The tears point to a remorse, however small or large, just like when Bundy refused to talk with Detective Robert Keppel about the final murder he committed before his arrest: the killing of 12-year-old Kimberly Leach. Ted was embarrassed of what he’d done, and this points to his having a conscience, buried beneath all the psychopathy. With this in mind, the tears he sheds over Liz were likely real. What’s more disturbing is that this renders Bundy less a caricature of a killer with “long teeth and saliva dripping off [his] chin” like the figurative Big Bad Wolf, and more a pathetic, weak-willed human whose life was spent destroying the lives of others all because he had mommy issues.Father Gore’s a fan of Berlinger, even if he doesn’t always hit the mark. Here, he does hit the mark, and many who’ve studied Bundy’s case, as well as read Liz’s book, will feel the same, even if not all of them do. There’s a misconception that telling the story from Liz’s POV means she would be the central character, and that’s not always the case. Her perspective is, effectively, the narrator of the story, so what the viewer sees is the view from which she witnessed Ted’s true nature unfold.

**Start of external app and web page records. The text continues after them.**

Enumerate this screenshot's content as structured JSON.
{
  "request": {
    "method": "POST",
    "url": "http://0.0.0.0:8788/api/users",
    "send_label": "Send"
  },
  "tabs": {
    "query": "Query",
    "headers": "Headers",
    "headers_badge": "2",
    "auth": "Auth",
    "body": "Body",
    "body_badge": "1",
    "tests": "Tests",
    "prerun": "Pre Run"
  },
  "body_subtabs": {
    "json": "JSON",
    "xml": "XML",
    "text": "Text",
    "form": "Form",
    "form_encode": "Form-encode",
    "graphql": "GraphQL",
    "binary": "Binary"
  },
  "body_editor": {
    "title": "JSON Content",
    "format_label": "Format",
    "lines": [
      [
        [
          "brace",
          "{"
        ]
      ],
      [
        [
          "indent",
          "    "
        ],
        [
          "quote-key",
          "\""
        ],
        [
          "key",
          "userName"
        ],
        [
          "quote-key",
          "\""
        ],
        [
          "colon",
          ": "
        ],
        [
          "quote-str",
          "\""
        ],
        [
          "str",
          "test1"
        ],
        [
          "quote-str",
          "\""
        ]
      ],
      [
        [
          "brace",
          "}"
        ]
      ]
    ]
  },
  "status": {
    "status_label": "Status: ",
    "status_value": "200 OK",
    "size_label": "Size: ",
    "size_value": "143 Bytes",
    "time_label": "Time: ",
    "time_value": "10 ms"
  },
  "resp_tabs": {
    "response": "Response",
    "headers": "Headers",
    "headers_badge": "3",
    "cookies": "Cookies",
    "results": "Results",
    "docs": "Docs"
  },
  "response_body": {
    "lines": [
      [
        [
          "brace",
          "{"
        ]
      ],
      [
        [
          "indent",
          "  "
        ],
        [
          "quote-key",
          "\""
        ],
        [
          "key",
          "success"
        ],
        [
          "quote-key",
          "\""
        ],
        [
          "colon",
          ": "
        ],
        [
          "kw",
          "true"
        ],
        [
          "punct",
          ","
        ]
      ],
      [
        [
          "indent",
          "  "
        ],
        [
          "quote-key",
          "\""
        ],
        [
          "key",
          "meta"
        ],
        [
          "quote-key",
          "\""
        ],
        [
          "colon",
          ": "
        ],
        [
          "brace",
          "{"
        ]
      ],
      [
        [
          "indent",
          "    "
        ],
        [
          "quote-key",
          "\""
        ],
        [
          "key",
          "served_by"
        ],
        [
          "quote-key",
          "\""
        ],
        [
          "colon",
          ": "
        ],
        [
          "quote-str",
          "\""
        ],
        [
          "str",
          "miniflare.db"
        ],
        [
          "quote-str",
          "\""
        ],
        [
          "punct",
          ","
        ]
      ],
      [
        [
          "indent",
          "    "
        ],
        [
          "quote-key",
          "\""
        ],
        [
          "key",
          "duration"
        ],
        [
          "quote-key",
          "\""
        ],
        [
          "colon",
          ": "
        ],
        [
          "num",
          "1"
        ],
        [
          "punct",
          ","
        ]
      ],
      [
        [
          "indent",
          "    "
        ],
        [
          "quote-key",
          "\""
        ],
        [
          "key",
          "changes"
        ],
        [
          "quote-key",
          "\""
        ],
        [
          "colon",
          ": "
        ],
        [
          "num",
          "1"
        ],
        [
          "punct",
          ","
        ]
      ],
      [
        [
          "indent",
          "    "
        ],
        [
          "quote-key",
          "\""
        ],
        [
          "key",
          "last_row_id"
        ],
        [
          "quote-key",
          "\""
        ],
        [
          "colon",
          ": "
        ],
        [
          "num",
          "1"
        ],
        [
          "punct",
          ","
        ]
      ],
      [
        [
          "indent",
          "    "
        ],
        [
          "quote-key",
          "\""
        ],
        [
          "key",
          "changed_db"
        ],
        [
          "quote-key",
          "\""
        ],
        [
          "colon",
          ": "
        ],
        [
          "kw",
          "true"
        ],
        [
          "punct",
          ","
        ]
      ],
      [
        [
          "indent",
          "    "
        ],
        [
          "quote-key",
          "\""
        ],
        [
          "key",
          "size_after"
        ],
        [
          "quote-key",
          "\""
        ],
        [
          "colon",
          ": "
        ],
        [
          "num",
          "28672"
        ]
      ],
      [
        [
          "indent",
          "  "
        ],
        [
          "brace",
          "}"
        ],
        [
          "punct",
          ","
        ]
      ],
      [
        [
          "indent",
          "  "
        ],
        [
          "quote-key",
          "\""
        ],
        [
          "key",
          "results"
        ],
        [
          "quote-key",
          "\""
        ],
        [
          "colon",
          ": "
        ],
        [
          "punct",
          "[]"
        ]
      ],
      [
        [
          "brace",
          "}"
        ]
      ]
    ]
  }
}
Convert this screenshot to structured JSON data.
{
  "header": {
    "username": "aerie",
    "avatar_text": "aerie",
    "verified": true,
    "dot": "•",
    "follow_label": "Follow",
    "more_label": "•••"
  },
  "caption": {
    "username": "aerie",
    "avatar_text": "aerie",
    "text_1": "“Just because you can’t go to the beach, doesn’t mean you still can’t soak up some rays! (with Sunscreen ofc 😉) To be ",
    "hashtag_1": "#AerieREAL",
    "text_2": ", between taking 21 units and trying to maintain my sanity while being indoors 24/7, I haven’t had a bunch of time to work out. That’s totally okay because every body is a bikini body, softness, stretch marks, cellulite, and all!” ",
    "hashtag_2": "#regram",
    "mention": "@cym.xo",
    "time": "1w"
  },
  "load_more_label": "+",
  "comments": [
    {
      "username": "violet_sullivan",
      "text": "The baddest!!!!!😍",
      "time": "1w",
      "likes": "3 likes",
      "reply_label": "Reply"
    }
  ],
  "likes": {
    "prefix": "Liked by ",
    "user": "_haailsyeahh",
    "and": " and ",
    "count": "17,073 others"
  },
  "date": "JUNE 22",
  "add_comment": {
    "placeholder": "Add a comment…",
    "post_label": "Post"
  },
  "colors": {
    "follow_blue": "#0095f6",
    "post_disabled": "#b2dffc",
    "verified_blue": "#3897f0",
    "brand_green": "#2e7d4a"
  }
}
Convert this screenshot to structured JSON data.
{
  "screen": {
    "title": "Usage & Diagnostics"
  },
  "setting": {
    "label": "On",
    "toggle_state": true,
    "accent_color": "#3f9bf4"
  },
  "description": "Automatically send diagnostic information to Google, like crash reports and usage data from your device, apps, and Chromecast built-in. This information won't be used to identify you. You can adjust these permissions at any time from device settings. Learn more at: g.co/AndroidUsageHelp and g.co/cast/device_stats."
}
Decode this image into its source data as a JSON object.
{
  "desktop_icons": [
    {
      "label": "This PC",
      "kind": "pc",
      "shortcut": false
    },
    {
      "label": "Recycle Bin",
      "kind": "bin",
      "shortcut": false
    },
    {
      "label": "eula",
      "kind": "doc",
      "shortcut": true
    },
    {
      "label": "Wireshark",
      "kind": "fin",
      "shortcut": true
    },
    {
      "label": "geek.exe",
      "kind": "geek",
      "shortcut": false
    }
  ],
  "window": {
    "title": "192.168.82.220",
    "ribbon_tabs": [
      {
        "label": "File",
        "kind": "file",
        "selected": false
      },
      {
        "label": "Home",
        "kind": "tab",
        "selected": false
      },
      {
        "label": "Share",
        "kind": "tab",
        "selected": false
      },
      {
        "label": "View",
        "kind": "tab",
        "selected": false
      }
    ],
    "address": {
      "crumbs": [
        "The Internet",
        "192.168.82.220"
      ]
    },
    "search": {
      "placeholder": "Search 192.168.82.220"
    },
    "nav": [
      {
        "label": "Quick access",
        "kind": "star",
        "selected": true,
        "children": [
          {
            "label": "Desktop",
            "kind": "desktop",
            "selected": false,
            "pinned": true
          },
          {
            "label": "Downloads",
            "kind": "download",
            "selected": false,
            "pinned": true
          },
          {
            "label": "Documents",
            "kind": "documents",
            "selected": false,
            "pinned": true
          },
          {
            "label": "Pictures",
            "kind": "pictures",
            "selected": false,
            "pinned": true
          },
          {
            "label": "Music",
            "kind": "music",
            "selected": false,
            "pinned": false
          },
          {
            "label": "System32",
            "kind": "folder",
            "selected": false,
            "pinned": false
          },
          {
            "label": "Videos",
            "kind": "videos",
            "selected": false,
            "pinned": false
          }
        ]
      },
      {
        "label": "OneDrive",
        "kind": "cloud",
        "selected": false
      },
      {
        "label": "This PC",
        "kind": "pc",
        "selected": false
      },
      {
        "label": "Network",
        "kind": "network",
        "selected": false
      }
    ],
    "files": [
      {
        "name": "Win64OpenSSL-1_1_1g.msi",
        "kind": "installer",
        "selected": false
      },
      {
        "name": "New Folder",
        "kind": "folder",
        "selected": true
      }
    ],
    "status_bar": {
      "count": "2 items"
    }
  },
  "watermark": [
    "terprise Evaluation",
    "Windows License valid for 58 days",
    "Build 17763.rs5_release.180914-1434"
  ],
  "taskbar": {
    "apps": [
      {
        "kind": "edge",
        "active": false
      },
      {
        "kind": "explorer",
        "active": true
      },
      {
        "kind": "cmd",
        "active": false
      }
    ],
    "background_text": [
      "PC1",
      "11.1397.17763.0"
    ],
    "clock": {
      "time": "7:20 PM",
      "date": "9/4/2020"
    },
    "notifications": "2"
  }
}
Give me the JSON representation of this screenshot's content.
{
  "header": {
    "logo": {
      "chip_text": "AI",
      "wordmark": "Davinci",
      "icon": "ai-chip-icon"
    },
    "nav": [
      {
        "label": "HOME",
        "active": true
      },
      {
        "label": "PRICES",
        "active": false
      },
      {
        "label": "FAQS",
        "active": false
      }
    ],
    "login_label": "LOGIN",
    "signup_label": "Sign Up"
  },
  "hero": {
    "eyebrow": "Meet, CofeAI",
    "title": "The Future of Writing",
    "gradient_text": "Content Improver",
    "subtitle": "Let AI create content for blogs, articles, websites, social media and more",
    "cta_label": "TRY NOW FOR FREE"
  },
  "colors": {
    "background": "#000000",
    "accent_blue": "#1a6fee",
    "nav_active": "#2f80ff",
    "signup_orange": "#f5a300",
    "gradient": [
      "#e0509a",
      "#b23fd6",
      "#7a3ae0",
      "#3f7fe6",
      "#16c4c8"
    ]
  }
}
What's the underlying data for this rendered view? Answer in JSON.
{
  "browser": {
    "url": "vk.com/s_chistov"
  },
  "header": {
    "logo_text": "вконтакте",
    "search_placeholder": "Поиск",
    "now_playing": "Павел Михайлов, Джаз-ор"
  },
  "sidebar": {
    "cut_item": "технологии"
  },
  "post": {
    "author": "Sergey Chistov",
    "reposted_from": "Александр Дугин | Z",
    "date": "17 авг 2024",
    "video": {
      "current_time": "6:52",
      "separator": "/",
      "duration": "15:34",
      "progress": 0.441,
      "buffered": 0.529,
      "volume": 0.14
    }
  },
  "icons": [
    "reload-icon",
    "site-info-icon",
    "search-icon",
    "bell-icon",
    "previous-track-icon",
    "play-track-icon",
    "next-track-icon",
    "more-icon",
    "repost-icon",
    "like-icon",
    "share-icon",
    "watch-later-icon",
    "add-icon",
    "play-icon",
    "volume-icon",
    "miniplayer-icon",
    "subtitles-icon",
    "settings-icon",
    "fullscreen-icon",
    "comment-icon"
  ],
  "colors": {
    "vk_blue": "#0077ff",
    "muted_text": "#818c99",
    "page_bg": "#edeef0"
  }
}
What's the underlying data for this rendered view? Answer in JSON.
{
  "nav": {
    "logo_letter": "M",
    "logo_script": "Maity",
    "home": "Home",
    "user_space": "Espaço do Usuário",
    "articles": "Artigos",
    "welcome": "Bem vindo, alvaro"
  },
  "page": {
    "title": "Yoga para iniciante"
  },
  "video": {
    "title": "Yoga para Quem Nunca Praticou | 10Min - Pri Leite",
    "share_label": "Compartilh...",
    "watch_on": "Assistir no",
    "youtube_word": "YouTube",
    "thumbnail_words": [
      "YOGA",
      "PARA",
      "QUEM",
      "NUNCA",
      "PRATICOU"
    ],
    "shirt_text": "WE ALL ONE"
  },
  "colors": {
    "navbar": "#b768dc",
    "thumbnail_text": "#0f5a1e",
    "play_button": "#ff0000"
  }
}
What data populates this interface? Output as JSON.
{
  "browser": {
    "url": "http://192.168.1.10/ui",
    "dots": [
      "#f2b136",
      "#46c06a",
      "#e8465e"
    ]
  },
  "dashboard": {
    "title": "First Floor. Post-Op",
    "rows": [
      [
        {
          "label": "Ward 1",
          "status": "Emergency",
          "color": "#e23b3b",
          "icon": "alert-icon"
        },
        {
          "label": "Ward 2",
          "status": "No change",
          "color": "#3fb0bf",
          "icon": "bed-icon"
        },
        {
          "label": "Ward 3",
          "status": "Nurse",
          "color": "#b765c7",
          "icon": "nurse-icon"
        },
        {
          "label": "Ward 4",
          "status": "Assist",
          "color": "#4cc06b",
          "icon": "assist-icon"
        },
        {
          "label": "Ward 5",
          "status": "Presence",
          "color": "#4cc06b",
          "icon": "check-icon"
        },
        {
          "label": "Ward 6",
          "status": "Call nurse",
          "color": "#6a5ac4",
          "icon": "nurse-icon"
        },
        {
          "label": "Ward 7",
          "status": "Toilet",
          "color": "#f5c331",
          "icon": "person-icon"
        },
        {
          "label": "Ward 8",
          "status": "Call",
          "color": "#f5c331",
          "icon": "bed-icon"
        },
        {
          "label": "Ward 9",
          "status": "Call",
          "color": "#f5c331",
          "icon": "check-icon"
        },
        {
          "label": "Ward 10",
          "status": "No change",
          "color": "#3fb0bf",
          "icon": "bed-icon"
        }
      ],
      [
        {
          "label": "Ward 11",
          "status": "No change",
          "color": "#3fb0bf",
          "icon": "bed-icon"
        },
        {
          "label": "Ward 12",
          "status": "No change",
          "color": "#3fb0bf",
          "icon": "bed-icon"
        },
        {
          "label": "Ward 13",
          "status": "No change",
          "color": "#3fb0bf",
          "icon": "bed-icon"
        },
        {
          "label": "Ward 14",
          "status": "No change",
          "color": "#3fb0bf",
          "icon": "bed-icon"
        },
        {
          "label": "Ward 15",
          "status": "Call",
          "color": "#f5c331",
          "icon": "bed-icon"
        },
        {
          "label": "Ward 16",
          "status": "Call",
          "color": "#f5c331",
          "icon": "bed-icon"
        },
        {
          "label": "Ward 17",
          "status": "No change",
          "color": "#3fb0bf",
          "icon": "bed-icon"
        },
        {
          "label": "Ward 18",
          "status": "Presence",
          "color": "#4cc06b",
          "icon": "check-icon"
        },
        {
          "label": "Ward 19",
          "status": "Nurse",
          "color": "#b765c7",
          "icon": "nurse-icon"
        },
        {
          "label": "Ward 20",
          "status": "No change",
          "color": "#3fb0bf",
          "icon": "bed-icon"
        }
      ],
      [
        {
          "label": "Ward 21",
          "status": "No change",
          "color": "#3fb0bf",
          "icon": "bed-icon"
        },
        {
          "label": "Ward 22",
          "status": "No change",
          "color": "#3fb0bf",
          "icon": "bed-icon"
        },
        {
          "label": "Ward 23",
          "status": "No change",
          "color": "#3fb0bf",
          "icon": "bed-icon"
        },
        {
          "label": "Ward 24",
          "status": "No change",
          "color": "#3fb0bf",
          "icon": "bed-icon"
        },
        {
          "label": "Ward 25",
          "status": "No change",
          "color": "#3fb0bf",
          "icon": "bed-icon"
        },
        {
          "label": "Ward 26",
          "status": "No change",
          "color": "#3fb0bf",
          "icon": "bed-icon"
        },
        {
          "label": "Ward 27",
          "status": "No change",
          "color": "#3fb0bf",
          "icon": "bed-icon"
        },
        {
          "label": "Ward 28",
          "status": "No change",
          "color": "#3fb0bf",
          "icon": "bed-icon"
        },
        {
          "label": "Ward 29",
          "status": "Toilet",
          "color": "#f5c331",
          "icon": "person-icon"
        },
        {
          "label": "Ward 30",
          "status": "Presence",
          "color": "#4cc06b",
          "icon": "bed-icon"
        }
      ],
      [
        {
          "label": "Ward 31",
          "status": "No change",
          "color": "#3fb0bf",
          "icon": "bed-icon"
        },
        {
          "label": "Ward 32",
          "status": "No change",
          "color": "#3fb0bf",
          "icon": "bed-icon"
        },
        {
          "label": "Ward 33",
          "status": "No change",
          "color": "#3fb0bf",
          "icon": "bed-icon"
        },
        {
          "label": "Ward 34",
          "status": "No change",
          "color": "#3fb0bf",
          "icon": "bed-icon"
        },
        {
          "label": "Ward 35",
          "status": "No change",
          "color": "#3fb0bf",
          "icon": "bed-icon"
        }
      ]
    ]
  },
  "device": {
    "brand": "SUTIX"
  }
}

Many, many people know Bundy. It isn’t as if people will be surprised by the revelation of his crimes in the film. What Liz’s POV does is put us in a place where we don’t see all the horror and the gruesome recreations of crime scenes, we see what she saw: an attractive, smart, ambitious, and magnetic young man she thought could potentially be someone to marry one day. This isn’t what he was, and Berlinger isn’t asking us to AGREE with that assessment. So many people want to say Bundy wasn’t intelligent, that he was only lucky. In doing so this negates the experience of Liz, as well as others, who were drawn into the enigmatic, terrible world Bundy fabricated around him— to say Bundy wasn’t a great deceiver is to say Liz and the rest of those who were fooled weren’t intelligent enough to see through his lies, and, in a way, it’s arrogant for people to believe that when they could never imagine the life Liz had to live, both before and after she found out who Ted was genuinely.
Extremely Wicked, Shockingly Evil, and Vile never glorifies its subject, opting to show him as a bland, dishonest, and cruel human being instead, focusing on the wreckage he created that extended beyond his victims and their mourning families. He was, by all accounts, a “total waste of humanity.” If anything, the film will provoke new discussions about the depiction of serial killers across all mediums, and questioning the morality of how we tell such stories is never, ever a bad thing.